Problem requirements —
Only lines holding the word "Obligations" are needed; copy each of them from the material.

Records shown —
◆ ◆ ◆
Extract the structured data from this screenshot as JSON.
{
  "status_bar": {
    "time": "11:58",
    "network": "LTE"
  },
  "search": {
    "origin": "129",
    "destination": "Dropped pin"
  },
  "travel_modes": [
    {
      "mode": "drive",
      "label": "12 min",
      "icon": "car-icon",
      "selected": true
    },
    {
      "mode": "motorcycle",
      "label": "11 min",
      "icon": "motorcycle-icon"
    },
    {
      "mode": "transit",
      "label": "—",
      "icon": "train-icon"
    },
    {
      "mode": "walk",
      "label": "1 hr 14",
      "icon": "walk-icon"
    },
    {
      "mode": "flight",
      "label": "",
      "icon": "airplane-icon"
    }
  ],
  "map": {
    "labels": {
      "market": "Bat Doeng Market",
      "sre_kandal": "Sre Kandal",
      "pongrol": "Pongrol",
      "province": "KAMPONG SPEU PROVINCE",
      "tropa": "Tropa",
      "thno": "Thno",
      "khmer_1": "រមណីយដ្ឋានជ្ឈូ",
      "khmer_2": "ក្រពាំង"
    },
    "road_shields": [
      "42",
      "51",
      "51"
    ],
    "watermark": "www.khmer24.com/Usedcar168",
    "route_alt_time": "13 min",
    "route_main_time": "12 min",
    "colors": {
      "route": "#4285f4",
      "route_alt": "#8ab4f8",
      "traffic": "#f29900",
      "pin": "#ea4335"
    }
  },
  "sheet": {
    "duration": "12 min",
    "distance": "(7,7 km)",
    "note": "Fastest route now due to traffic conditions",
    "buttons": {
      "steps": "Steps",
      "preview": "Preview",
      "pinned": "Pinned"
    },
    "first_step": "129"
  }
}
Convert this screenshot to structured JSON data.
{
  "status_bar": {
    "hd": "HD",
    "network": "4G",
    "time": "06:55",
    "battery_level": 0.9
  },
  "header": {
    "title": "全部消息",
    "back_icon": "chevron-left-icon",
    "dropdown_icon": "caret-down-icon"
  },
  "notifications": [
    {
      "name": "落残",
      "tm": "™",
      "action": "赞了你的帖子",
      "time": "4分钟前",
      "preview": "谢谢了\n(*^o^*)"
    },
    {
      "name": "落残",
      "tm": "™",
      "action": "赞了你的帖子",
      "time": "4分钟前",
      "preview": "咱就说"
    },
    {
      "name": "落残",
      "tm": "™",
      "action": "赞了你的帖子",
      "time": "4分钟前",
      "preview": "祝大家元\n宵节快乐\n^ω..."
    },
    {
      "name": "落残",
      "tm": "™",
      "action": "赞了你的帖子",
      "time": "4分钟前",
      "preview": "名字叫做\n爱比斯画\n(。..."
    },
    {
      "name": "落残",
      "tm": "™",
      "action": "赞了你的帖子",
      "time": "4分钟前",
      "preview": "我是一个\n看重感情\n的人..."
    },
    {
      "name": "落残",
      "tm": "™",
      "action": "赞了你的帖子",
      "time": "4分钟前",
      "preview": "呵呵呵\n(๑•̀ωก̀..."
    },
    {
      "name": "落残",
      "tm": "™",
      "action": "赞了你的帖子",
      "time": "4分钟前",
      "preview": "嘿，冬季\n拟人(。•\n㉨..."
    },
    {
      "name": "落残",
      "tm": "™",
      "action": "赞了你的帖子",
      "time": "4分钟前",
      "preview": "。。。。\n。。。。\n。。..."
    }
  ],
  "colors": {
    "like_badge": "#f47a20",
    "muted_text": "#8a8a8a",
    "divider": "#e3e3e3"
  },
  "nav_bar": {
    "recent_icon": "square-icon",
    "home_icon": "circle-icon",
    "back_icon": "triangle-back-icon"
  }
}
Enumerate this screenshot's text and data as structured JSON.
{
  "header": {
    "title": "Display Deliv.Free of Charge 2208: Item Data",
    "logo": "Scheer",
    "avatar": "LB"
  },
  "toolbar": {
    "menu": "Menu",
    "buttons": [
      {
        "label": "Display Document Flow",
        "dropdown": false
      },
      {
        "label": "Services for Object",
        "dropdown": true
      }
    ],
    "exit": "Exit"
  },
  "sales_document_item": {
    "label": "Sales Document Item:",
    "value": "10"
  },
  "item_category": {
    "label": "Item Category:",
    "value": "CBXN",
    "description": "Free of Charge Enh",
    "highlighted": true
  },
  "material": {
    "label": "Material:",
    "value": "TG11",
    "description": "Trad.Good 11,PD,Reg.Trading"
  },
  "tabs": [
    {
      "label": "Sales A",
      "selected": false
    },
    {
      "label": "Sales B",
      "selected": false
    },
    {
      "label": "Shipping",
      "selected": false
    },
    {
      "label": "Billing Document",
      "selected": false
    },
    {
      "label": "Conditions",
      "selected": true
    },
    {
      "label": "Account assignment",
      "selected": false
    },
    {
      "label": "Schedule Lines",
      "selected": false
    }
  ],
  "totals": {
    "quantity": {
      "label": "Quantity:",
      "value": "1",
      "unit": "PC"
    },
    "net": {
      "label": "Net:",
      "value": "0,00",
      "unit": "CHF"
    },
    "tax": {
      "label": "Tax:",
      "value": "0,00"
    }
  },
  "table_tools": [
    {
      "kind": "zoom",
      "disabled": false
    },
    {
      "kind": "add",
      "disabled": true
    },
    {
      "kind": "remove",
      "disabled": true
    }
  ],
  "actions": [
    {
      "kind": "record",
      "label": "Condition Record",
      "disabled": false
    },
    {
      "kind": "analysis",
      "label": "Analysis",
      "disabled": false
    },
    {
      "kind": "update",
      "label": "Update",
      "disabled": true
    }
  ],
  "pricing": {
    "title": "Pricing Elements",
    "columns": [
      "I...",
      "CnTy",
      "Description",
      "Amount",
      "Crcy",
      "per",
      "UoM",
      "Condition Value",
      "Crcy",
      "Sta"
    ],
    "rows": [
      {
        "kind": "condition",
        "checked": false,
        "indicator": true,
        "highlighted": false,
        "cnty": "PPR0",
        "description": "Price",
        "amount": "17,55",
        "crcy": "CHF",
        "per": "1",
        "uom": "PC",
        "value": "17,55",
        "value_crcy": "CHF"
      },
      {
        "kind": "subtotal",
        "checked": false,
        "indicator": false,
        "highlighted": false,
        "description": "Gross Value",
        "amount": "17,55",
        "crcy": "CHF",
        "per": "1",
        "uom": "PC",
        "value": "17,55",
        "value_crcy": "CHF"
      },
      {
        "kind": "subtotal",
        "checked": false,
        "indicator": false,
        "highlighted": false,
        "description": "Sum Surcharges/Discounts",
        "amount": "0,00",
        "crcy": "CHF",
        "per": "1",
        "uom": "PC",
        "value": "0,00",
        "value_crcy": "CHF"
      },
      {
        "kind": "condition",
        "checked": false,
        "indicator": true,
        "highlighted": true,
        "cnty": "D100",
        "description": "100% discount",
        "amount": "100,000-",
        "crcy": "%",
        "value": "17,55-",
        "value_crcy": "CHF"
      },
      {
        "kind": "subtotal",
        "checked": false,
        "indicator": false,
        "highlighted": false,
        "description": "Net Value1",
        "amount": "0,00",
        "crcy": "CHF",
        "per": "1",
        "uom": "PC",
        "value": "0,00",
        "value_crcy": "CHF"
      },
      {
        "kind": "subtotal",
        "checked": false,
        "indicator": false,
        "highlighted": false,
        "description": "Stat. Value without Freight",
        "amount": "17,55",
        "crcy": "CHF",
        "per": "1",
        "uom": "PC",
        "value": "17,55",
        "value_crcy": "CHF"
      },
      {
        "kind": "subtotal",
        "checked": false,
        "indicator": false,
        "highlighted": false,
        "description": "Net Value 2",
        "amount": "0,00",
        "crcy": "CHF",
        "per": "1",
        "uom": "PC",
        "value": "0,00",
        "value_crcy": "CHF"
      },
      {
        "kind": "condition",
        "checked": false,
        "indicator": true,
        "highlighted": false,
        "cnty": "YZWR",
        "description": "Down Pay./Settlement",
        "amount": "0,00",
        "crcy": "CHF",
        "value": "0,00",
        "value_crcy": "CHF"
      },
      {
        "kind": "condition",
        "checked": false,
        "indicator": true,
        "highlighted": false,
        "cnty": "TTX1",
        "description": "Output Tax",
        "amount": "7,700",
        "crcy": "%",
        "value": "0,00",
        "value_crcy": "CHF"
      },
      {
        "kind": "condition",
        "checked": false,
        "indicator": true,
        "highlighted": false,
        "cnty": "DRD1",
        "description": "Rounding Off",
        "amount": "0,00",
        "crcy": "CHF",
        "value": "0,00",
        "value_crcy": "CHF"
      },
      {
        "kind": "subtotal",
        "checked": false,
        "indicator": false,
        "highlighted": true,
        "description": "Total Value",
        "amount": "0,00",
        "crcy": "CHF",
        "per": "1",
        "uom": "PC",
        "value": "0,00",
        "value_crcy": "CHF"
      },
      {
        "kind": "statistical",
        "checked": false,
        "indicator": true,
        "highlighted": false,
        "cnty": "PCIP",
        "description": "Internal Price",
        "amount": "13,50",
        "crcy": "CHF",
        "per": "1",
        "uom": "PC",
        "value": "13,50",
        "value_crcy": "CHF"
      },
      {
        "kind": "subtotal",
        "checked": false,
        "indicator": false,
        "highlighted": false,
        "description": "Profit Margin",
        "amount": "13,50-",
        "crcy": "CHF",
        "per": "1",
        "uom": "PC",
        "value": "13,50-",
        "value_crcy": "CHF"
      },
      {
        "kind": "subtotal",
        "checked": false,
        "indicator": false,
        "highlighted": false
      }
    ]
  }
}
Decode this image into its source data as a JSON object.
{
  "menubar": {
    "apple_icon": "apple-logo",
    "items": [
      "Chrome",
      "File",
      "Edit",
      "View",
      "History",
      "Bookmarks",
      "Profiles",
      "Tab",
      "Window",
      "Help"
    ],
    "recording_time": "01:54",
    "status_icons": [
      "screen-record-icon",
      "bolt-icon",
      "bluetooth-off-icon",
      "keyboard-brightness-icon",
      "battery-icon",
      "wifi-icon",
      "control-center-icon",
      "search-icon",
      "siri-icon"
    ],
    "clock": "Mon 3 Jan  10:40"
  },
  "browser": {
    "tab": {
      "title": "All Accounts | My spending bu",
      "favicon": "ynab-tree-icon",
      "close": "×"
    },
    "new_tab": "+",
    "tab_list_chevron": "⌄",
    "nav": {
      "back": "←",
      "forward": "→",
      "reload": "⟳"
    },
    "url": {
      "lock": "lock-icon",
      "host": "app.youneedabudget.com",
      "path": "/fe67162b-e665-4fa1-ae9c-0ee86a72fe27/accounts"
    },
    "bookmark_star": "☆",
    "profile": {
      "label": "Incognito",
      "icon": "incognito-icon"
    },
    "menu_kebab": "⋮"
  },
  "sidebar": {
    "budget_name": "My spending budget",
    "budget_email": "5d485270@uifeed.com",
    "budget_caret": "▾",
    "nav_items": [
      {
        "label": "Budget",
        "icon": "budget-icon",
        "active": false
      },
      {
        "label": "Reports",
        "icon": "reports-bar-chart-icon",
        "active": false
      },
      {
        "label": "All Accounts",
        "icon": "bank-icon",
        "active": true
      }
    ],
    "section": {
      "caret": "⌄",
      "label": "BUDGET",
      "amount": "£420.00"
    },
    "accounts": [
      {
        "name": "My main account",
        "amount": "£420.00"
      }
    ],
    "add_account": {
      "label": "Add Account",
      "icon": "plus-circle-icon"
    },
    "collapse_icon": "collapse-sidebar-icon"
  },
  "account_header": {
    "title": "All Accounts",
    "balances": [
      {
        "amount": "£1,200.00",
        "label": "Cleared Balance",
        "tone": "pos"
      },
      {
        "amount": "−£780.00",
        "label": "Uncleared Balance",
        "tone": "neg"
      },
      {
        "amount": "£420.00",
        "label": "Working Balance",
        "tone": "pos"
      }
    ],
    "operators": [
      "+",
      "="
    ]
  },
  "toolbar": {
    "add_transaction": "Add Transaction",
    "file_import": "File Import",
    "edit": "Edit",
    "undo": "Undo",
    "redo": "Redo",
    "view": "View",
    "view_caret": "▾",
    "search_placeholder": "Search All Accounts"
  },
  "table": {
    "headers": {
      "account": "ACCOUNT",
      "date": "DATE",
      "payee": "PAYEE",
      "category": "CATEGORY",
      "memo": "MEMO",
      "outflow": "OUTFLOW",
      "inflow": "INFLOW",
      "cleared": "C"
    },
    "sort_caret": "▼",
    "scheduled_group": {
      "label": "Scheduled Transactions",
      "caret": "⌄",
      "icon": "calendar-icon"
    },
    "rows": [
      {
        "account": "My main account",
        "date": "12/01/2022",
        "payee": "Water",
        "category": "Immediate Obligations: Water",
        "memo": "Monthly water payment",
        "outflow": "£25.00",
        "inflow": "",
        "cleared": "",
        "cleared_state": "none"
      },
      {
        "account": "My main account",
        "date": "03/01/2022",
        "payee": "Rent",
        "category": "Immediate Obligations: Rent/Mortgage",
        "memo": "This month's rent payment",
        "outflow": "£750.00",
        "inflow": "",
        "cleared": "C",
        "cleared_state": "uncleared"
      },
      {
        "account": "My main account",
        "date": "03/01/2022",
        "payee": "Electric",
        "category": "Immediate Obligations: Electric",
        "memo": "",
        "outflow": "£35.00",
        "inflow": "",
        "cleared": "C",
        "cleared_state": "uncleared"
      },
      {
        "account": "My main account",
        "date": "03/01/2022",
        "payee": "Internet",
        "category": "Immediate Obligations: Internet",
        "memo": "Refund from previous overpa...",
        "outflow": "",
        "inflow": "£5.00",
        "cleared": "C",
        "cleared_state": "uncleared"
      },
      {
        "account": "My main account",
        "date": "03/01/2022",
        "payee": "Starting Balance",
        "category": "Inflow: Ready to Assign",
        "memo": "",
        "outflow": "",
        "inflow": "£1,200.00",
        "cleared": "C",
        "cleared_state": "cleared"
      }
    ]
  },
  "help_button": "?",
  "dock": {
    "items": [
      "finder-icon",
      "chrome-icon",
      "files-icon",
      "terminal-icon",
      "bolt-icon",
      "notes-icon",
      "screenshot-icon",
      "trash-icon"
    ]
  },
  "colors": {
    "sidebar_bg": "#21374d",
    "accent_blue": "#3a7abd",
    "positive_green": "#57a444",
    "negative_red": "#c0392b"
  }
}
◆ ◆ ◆
Answer section —
        "category": "Immediate Obligations: Water",
        "category": "Immediate Obligations: Rent/Mortgage",
        "category": "Immediate Obligations: Electric",
        "category": "Immediate Obligations: Internet",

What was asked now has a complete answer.